- Who: Many cultural Christians
- The Godfather (1972): Kay asks Michael (her husband) if he killed Carlo, Michael denies it, Kay is satisfied with the answer despite all the evidence to the contrary.
2. Justifies the Father: She feels the evidence is true but feels her father must have justifiable reasons for his actions.
- Who: Most conservative Christians
- Hot Fuzz (2007): Sgt. Butterman finds out his father is a serial killer, he tries to justify him.
- Let The Right One In (2008): Oskar realizes Eli is a vampire but accepts that she needs to kill in order to live.
3. Feels the Father has Changed: She feels the evidence is true but trusts that her father has repented. (See how Yahweh repented after the flood.)
- Who: Some “Dispensational Christians“
- Old School (2003): Marissa knows her husband is a drunk but pretends he has changed (for the majority of the film).
- Halloween (2007) by Rob Zombie: Ismael knows Michael is a psychopath but he wants to believe he’s changed and he’ll take their friendship in consideration and not murder him.
4. Joins the Father: She understands the evidence, she doesn’t care, she turns off her moral judgements and just embraces her father.
- Who: few violent Fundamental Christians, Inquisitionists
- Kick Ass (2010): Hit Girl finds out his dad was never a cop, she doesn’t care and keeps her original vision of him.
- Green Hornet (2011): Britt finds out his dad wasn’t always the ethical man he thought him to be, he understands but strives to become what he symbolized and keeps his original vision of him.
5. Claims Misidentity: She may decide that the stories are about a completely different man and that all the witnesses are making an identity mistake: there is an evil man, but it is not her father
- Who: Marcionism (a Christian sect)
- Star Wars V: The Empire Strikes Back (1980): Luke (son) finds his father is the enemy, denies at all costs. Note: in Return of the Jedi (1983) the father, after all his evil, does one last good deed (saves his son) and confesses his sins just before dying (see #3).
- Invasion of the Body Snatchers (1978): Elizabeth denies her husband has changed and claims he must’ve been abducted and replaced.
6. Refutes the Evidence: The daughter discredits the accounts of the witnesses or realizes their blinding biases and goes with her own personal experiences with her father.
- Who: Many liberal Christians
- Oldboy (2003): Dae-su finds out the woman he’s been sleeping with is actually his long-lost daughter, he goes to a hypnotist to make him forget that fact so he can keep being with her.
- The Forgotten (2004): Telly ignores people telling her she never had a child and keeps her instinct until she finds out she did.
7. Uses the Father: She recognizes that her father is a horrible person, but she still needs someone to pay her impending college tuition, and so stay on his good side.
- Who: Heaven-Seeking Christians: A Christian who thinks God maybe horribly cruel to nonbelievers, but I wants herself and her loved ones to go to heaven.
- Breaking Bad (2008-13): Father(Walt) turns drug-dealer, wife (Skyler) first rejects, then helps her husband laundry his illegal money for the sake of the family.
Hopefully I have shown how the original scenario is a good analogy to the profound dilemma Christians experience when or if they carefully read about their God of the Old Testament — Yahweh.
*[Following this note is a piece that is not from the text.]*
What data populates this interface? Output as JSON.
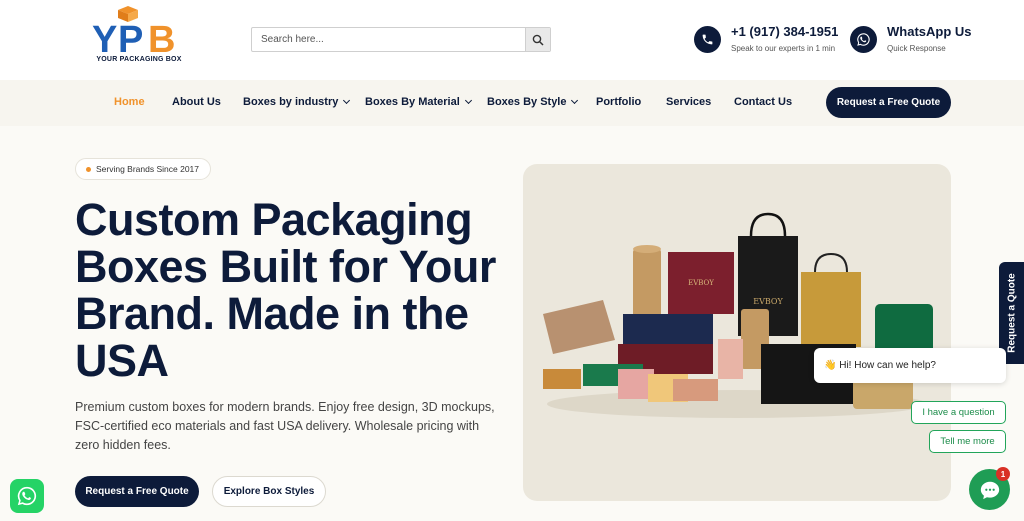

It is a dilemma because the Christians haven’t experienced a cruel god, instead, they have experienced ‘God’ as loving, forgiving and supportive. None of my Christian friends or acquaintances have experienced their God to be anything like the horrible Jewish Iron-Age-tribal-god Yahweh who would drown all their loved ones (Gen 8), or have a pregnant woman’s abdomen slashed open just because she didn’t believe in him (Hosea 13:16). So after reading all the Old Testament atrocities Christians, just like the girl in our real life story above, must reconcile these two different fathers: a good one and an apparently bad one. The 8 options above are some of the common solutions.
Question for readers:
- Can you think of other solutions with Christian parallels?
- If you are/were a Christian, which technique did/do you use?
- Any movie buffs out there who can you supply more movie titles that examplify any of the solutions I list above?